In March this year, we marked the fiftieth anniversary of the flooding of Lake Pedder. We went out to Teds Beach at Lake Pedder and Melva arrived, because she always turned up. She had a walking frame. There is a little sandy ledge that you have to walk down to get onto Teds Beach and she is standing at the top of the little sandy outcrop wondering how she is going to get down. My partner, Senator Nick McKim, said, 'I'll catch you Melva, you'll be right,' and she says, 'Oh Nick, the temptation is overwhelming!'
I thought I might also read into Hansard some of former Greens leader Christine Milne's words about Melva - another great friend of Melva's:
Melva was a much-admired, feisty woman who loved Tasmania's wild places and campaigned to protect them throughout her long life. She encouraged and supported young people to get involved and to get out and enjoy nature, especially the south-west wilderness.
Over the March long weekend this year it was particularly special to have Melva join us out at the Pedder impoundment to commemorate 50 years of campaigning to protect and restore Lake Pedder.
Melva was full of optimism and made a special toast at the lunch:
'To all the Pedder campaigners who have perpetuated the legacy of the lake and inspired a new generation of activists to fight for Tasmania's wild.'
It was also 50 years since her husband, wilderness legend and photographer, Olegas Truchanas, drowned whilst on a trip to photograph the Lower Gordon River, also under threat from Hydro industrialisation.
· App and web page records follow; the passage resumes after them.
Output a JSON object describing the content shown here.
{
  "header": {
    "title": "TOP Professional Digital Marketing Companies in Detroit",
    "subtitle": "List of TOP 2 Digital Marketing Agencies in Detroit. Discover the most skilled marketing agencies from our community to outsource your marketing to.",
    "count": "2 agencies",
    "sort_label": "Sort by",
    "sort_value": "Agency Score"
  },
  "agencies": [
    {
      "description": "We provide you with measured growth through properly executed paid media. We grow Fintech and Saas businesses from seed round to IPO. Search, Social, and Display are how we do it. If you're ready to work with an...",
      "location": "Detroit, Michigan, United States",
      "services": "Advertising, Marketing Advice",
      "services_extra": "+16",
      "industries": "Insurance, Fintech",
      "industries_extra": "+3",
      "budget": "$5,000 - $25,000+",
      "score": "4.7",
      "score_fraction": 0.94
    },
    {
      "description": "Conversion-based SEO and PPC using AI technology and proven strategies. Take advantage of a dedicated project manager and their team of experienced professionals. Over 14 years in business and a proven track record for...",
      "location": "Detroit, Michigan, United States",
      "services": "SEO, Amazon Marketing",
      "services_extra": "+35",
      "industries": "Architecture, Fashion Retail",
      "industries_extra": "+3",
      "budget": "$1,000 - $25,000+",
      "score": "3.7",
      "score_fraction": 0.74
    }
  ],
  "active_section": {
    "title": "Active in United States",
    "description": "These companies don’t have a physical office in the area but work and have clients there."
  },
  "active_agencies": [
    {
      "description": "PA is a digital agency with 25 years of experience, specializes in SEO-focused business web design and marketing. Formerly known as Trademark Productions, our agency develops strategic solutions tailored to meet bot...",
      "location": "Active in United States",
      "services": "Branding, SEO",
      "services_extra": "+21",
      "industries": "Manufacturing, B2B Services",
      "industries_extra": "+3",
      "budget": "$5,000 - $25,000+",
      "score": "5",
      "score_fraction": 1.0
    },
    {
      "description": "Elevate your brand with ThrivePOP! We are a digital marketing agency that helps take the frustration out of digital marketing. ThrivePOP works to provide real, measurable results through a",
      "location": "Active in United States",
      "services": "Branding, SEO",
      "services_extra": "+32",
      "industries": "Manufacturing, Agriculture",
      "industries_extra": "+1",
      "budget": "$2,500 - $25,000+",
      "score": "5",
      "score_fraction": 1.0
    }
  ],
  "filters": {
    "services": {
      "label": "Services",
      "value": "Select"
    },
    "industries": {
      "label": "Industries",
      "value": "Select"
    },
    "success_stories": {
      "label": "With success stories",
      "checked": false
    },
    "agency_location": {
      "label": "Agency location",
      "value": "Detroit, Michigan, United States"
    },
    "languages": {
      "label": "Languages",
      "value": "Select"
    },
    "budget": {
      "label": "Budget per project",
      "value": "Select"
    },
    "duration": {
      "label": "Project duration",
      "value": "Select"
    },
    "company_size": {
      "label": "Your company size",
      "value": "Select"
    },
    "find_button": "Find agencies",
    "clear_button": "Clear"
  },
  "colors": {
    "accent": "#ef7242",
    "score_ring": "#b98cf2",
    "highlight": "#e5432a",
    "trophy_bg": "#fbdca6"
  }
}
Melva was a member of the Launceston Bushwalking Club, where she met Lithuanian immigrant, Olegas. The pair married in 1954 and explored the wilderness together on many bushwalking and ski trips, including at Cradle Mountain, which she loved.
When Lake Pedder was threatened, they threw themselves into the campaign to save the jewel of the south-west.
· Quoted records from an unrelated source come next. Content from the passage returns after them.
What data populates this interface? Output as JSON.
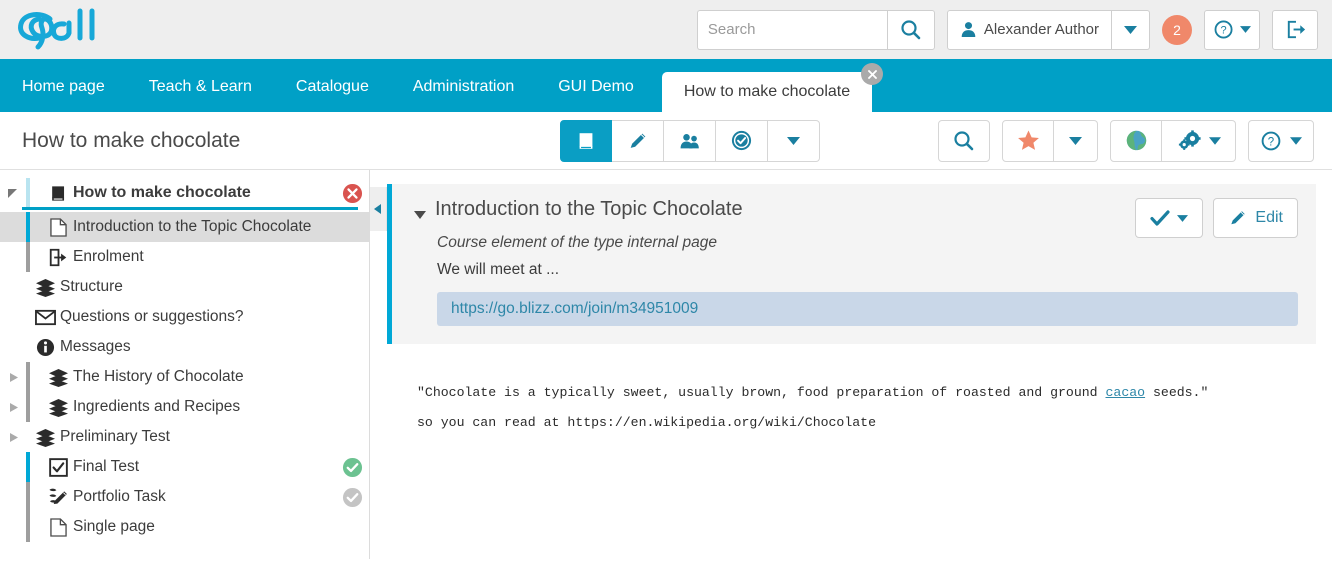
{
  "colors": {
    "brand_teal": "#00a0c6",
    "active_teal": "#0a9ec4",
    "badge_orange": "#f0886a",
    "link_teal": "#2e87a8",
    "status_green": "#6cc291",
    "status_gray": "#c4c4c4",
    "close_red": "#d9534f",
    "linkbox_bg": "#c9d7e8"
  },
  "header": {
    "logo_name": "opal-logo",
    "search": {
      "placeholder": "Search",
      "value": "",
      "icon": "search-icon"
    },
    "user": {
      "name": "Alexander Author",
      "icon": "person-icon",
      "caret": "chevron-down-icon"
    },
    "notifications": {
      "count": "2"
    },
    "help": {
      "icon": "question-circle-icon",
      "caret": "chevron-down-icon"
    },
    "logout": {
      "icon": "logout-icon"
    }
  },
  "nav": {
    "items": [
      {
        "label": "Home page",
        "active": false
      },
      {
        "label": "Teach & Learn",
        "active": false
      },
      {
        "label": "Catalogue",
        "active": false
      },
      {
        "label": "Administration",
        "active": false
      },
      {
        "label": "GUI Demo",
        "active": false
      }
    ],
    "active_tab": {
      "label": "How to make chocolate",
      "close_icon": "close-icon"
    }
  },
  "toolbar": {
    "page_title": "How to make chocolate",
    "segments": [
      {
        "icon": "book-icon",
        "active": true
      },
      {
        "icon": "pencil-icon",
        "active": false
      },
      {
        "icon": "members-icon",
        "active": false
      },
      {
        "icon": "certificate-icon",
        "active": false
      },
      {
        "icon": "chevron-down-icon",
        "active": false
      }
    ],
    "right_buttons": [
      {
        "icon": "search-icon",
        "name": "course-search-button"
      },
      {
        "icon": "star-icon",
        "name": "bookmark-button"
      },
      {
        "icon": "chevron-down-icon",
        "name": "bookmark-dropdown"
      },
      {
        "icon": "globe-icon",
        "name": "publish-button"
      },
      {
        "icon": "gears-icon",
        "name": "settings-button"
      },
      {
        "icon": "chevron-down-icon",
        "name": "settings-dropdown"
      },
      {
        "icon": "question-circle-icon",
        "name": "help-button"
      },
      {
        "icon": "chevron-down-icon",
        "name": "help-dropdown"
      }
    ]
  },
  "sidebar": {
    "collapse_icon": "collapse-left-icon",
    "items": [
      {
        "label": "How to make chocolate",
        "icon": "book-icon",
        "level": 0,
        "root": true,
        "arrow": "expanded",
        "status": "remove-icon",
        "selected": false
      },
      {
        "label": "Introduction to the Topic Chocolate",
        "icon": "page-icon",
        "level": 1,
        "arrow": "none",
        "status": "none",
        "selected": true,
        "bar": "teal"
      },
      {
        "label": "Enrolment",
        "icon": "enrol-icon",
        "level": 1,
        "arrow": "none",
        "status": "none",
        "selected": false,
        "bar": "gray"
      },
      {
        "label": "Structure",
        "icon": "layers-icon",
        "level": 0,
        "arrow": "none",
        "status": "none",
        "selected": false
      },
      {
        "label": "Questions or suggestions?",
        "icon": "envelope-icon",
        "level": 0,
        "arrow": "none",
        "status": "none",
        "selected": false
      },
      {
        "label": "Messages",
        "icon": "info-icon",
        "level": 0,
        "arrow": "none",
        "status": "none",
        "selected": false
      },
      {
        "label": "The History of Chocolate",
        "icon": "layers-icon",
        "level": 1,
        "arrow": "collapsed",
        "status": "none",
        "selected": false,
        "bar": "gray"
      },
      {
        "label": "Ingredients and Recipes",
        "icon": "layers-icon",
        "level": 1,
        "arrow": "collapsed",
        "status": "none",
        "selected": false,
        "bar": "gray"
      },
      {
        "label": "Preliminary Test",
        "icon": "layers-icon",
        "level": 0,
        "arrow": "collapsed",
        "status": "none",
        "selected": false
      },
      {
        "label": "Final Test",
        "icon": "checkbox-icon",
        "level": 1,
        "arrow": "none",
        "status": "check-green-icon",
        "selected": false,
        "bar": "teal"
      },
      {
        "label": "Portfolio Task",
        "icon": "portfolio-icon",
        "level": 1,
        "arrow": "none",
        "status": "check-gray-icon",
        "selected": false,
        "bar": "gray"
      },
      {
        "label": "Single page",
        "icon": "page-icon",
        "level": 1,
        "arrow": "none",
        "status": "none",
        "selected": false,
        "bar": "gray"
      }
    ]
  },
  "content": {
    "course_element": {
      "caret": "caret-down-icon",
      "title": "Introduction to the Topic Chocolate",
      "subtitle": "Course element of the type internal page",
      "text": "We will meet at ...",
      "link": "https://go.blizz.com/join/m34951009"
    },
    "actions": {
      "status_icon": "check-icon",
      "status_caret": "chevron-down-icon",
      "edit_icon": "pencil-icon",
      "edit_label": "Edit"
    },
    "body": {
      "line1_pre": "\"Chocolate is a typically sweet, usually brown, food preparation of roasted and ground ",
      "line1_link": "cacao",
      "line1_post": " seeds.\"",
      "line2": "so you can read at https://en.wikipedia.org/wiki/Chocolate"
    }
  }
}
Before I came in here tonight, I went through my emails to have a look for some of the many emails that Melva always made time to send. Many people who loved Melva, who love Melva, will have received these messages that would come out of nowhere, often at the time when you needed to hear some affirmation. One such time was after the vote on the Tasmanian Forest Agreement, where Melva made it very clear to the Greens in parliament who had voted for that agreement that she understood why we did it, and that we did it for all the right reasons. She supported us completely.
We sent out a parliamentary report in the sitting weeks and a couple of years ago, Melva wrote:
Dear Cassy and Rosalie,
Thank you for your reports of the actions of parliament and of course for your contributions. The general public would never know the quantity of work you maintain, nor of your successes without these. Certainly, we can't rely on the media to present them.
After last year's state election when there was a swing to the Greens, there was this message:
Hoorah! That this precious Island and its people are still in your caring and guiding hands and looking forward to an increasingly successful future. Thanks to you both and your splendid teams.
I so very much enjoyed meeting Adam Bandt again last night. Your speech was marvellous and Cassy's television ad is absolutely first class. I am inspired to donate again. I want more! You have a wonderful organisation of volunteers. May we prosper.
Then she went on to talk about a marine protection plan. She also went through the budget papers last year to point out a fact about the operational funding for the Office of the Coordinator-General - right up to the very end. The beautiful Melva Truchanas stayed Green to her core, was a champion for this beautiful island's wild places, stood with those of us trying to defend it and always was there for a hug.
I cannot quite believe she is gone. I know she was old but I thought we might have her for a little longer. In my office there is a picture of Melva to inspire me every day in my work.